KABUL, Afghanistan — Afghanistan's rival presidential candidates clashed over alleged fraud Sunday ahead of the release of preliminary election results, setting the stage for a prolonged squabble that threatens worsening instability.
Abdullah Abdullah demanded that the preliminary result, due out on Monday, be delayed for a comprehensive audit of suspicious votes, repeating that he would reject the outcome if his demands were not met.
But Ashraf Ghani, who is reported to be at least one million votes ahead in the count, insisted that the result could not be delayed again and must be revealed by the Independent Election Committee.

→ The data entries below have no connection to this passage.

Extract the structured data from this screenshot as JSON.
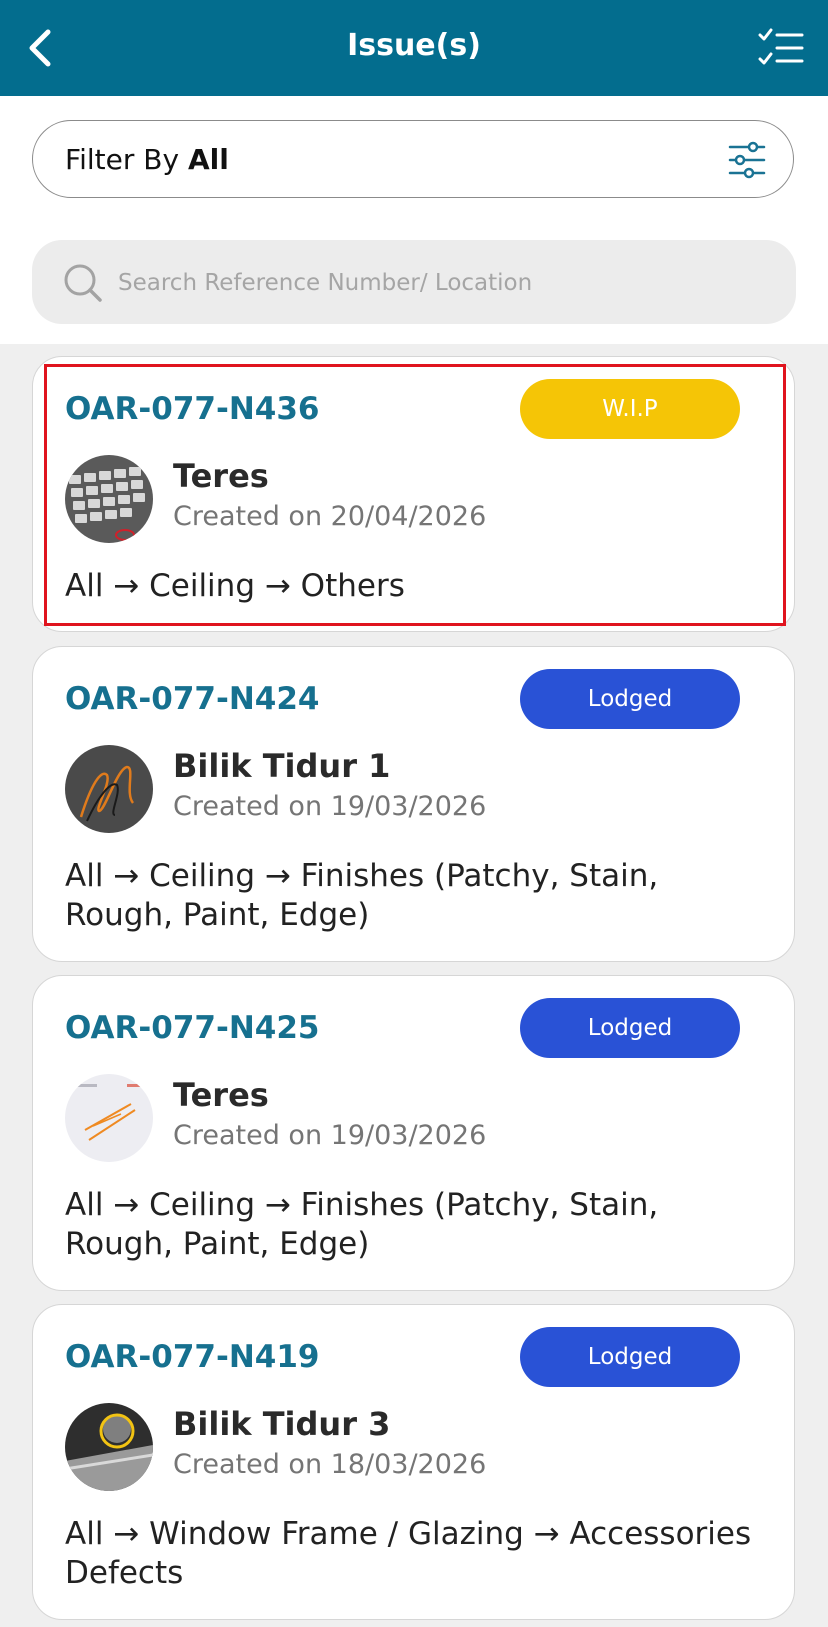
{
  "header": {
    "title": "Issue(s)"
  },
  "filter": {
    "prefix": "Filter By ",
    "value": "All"
  },
  "search": {
    "placeholder": "Search Reference Number/ Location"
  },
  "issues": [
    {
      "ref": "OAR-077-N436",
      "status": "W.I.P",
      "location": "Teres",
      "created": "Created on 20/04/2026",
      "path": "All → Ceiling → Others"
    },
    {
      "ref": "OAR-077-N424",
      "status": "Lodged",
      "location": "Bilik Tidur 1",
      "created": "Created on 19/03/2026",
      "path": "All → Ceiling → Finishes (Patchy, Stain, Rough, Paint, Edge)"
    },
    {
      "ref": "OAR-077-N425",
      "status": "Lodged",
      "location": "Teres",
      "created": "Created on 19/03/2026",
      "path": "All → Ceiling → Finishes (Patchy, Stain, Rough, Paint, Edge)"
    },
    {
      "ref": "OAR-077-N419",
      "status": "Lodged",
      "location": "Bilik Tidur 3",
      "created": "Created on 18/03/2026",
      "path": "All → Window Frame / Glazing → Accessories Defects"
    }
  ],
  "colors": {
    "header_bg": "#036d8e",
    "ref_text": "#16708f",
    "wip": "#f5c506",
    "lodged": "#2952d6",
    "highlight": "#e0141e"
  },
  "icons": {
    "back": "chevron-left-icon",
    "checklist": "checklist-icon",
    "filter": "sliders-icon",
    "search": "search-icon"
  }
}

The preliminary result will include all votes from the June 14 run-off vote, with the official result scheduled for July 24 after a period for adjudication of complaints.
The dispute over fraud has tipped Afghanistan's first democratic transfer of power into turmoil as U.S.-led troops end their 13-year war against the Taliban, and the country faces a new era with declining civilian aid.
"What we are asking for is thorough auditing, then preliminary results afterward," Abdullah told supporters in Kabul.
"We are honored to claim that we are the majority of votes in Afghanistan that are clean.
"I will accept the result when the clean votes are separated are from unclean votes."
Abdullah's stance came despite reports that the two candidates were close to a deal agreeing that the audit would be held, but only after the preliminary results.
Discussions between the two campaigns were set to continue into the night.
U.S. Sen. Carl Levin, on a visit to Kabul, told reporters that he expected a compromise to be reached.
"Tomorrow there's going to be an announcement of the result," Levin, chairman of the Senate committee on armed services, said.
"Something else is going to be announced... I expect that something else is going to be an agreement on a comprehensive audit.
"We have assurances they will accept the outcome of such an audit."
Ghani's team earlier said that no further delays in the result were unacceptable.
"This is a red line for us," Azita Rafhat, a Ghani spokeswoman, told AFP.
"We gave them enough time, and now the people want to know the result of their votes."
The U.S. and Afghanistan's other international backers had pushed hard for a smooth election as NATO troops pull out, but the fraud allegations have provoked a major political crisis in Kabul.
Any prolonged power struggle would undermine claims that the costly U.S.-led military and civilian mission has helped to establish a functioning state in Afghanistan.
It could also threaten billions of dollars of aid pledges, and boost the insurgents.
The government on Sunday rejected a proposal to ban Facebook during the election deadlock, despite fears that social media postings have fanned ethnic hatred.
Ghani attracts much of his support from the Pashtun tribes of the south and east, while Abdullah's loyalists are Tajiks and other northern Afghan groups — echoing the ethnic divisions of the bloody 1992-1996 civil war.
The United Nations mission in Afghanistan has highlighted the risk of political tensions spilling over into civil unrest, though protests have so far been peaceful.
President Hamid Karzai, who has ruled since the fall of the Taliban in 2001, is constitutionally barred from a third term in office, and he has not publicly endorsed one candidate.
With NATO's combat mission ending, the summer has been a major test of the fledgling Afghan government forces now responsible for imposing nationwide security.
All foreign combat troops will leave Afghanistan by December, with about 10,000 US troops staying into next year if the new president signs a security deal with Washington.